> DIRECTIONS FOR THIS TASK: Report every line of the data where the string "Chiesa" appears.

> AVAILABLE DATA:
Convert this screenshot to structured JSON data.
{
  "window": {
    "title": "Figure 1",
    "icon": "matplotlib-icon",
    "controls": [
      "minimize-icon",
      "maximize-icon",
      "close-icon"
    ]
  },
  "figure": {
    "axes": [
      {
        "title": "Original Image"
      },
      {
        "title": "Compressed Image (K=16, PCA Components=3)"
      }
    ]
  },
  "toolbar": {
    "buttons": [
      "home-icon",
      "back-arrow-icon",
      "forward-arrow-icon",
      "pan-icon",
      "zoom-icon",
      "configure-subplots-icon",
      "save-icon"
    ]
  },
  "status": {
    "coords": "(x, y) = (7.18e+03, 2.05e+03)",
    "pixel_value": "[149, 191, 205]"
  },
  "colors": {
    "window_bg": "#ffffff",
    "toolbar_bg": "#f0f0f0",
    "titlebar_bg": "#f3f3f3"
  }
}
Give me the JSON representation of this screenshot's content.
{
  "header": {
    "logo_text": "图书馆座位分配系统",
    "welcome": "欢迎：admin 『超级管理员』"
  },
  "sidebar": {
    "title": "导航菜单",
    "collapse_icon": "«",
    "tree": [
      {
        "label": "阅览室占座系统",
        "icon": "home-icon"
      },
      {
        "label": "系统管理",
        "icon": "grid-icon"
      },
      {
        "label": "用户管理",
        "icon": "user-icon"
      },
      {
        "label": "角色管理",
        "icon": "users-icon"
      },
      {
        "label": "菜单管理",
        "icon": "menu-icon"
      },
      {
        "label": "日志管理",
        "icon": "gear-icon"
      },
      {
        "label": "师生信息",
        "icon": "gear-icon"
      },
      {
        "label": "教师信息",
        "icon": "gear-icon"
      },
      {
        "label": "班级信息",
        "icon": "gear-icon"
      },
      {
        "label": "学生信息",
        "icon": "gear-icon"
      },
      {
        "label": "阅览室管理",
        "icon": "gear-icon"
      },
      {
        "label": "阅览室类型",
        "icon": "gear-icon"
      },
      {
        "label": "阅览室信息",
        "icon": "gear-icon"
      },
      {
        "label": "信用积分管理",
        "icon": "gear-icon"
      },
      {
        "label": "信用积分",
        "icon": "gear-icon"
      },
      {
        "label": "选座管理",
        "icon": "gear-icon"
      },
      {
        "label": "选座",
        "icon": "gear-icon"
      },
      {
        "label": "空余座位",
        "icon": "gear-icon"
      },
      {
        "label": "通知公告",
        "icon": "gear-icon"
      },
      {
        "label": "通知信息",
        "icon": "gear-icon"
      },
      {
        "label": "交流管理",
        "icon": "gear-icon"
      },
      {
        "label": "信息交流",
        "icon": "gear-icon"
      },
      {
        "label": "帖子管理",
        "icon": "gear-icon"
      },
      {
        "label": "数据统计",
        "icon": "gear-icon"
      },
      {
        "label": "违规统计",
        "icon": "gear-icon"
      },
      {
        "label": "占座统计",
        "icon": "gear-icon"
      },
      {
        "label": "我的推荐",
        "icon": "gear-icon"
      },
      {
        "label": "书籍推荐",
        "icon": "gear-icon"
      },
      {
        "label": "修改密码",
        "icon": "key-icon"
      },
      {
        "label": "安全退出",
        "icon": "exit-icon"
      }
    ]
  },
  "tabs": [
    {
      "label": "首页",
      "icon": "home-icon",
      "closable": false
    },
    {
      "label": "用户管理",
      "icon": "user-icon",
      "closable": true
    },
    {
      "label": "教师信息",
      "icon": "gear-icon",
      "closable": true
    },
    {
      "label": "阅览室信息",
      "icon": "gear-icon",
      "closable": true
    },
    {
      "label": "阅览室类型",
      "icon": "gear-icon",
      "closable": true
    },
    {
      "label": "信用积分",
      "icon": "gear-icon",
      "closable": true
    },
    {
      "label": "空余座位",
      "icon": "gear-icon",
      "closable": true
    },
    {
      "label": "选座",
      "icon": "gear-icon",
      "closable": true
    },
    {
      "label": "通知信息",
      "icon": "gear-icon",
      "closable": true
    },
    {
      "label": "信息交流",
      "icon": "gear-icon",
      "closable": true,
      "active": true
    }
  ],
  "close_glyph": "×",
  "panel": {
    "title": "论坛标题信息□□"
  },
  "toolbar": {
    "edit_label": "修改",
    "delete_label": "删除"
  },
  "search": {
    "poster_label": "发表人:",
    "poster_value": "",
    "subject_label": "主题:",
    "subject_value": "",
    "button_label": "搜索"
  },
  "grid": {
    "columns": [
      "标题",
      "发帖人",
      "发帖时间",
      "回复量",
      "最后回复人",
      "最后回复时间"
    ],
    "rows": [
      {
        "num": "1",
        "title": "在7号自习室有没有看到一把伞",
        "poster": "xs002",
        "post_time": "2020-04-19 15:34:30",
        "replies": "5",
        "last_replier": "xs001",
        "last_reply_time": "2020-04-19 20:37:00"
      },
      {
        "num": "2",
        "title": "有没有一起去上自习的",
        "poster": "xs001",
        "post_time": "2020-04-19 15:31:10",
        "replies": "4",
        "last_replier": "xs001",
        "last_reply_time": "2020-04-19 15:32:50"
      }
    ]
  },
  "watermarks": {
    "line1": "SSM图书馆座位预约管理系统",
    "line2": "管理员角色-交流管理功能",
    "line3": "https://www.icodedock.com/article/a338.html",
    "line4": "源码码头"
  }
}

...

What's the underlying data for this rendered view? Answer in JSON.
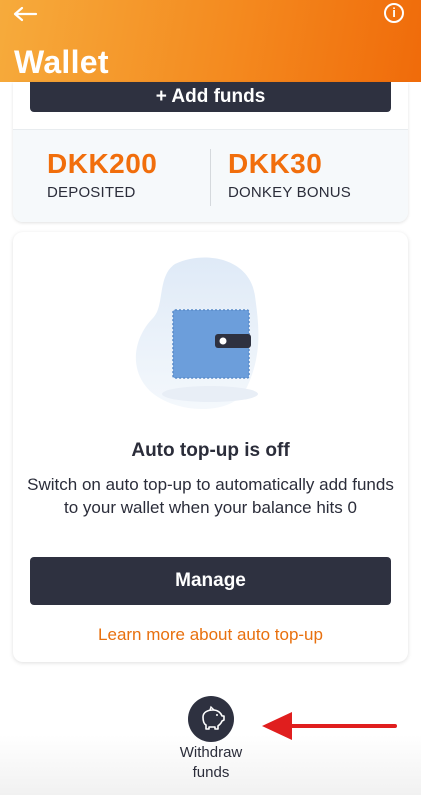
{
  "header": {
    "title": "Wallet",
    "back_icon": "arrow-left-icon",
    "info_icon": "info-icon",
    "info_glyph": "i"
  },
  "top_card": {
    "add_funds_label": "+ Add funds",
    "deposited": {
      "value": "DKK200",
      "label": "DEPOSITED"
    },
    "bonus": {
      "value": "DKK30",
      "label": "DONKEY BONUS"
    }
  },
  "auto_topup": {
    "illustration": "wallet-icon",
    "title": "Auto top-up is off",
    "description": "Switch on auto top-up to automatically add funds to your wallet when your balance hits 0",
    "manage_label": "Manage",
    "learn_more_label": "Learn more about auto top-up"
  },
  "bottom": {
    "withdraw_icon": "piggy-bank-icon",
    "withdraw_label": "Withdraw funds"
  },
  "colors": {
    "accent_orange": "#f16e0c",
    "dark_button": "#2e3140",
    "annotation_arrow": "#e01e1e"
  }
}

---

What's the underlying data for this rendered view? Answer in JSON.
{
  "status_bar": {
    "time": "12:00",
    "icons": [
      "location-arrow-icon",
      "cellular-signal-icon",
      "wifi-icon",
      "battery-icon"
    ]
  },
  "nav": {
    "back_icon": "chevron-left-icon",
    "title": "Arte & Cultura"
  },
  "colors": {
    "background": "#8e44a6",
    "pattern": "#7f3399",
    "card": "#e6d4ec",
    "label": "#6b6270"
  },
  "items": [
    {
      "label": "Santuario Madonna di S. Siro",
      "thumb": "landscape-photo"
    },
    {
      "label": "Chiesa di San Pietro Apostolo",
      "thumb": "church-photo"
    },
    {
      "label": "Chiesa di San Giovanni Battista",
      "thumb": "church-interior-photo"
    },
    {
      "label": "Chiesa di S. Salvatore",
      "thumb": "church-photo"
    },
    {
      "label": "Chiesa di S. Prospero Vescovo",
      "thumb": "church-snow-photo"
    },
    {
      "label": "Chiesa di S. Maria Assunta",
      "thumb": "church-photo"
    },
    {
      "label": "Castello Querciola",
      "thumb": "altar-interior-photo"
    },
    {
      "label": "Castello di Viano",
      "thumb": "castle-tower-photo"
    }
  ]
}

> EXERCISE RESULT:
      "label": "Chiesa di San Pietro Apostolo",
      "label": "Chiesa di San Giovanni Battista",
      "label": "Chiesa di S. Salvatore",
      "label": "Chiesa di S. Prospero Vescovo",
      "label": "Chiesa di S. Maria Assunta",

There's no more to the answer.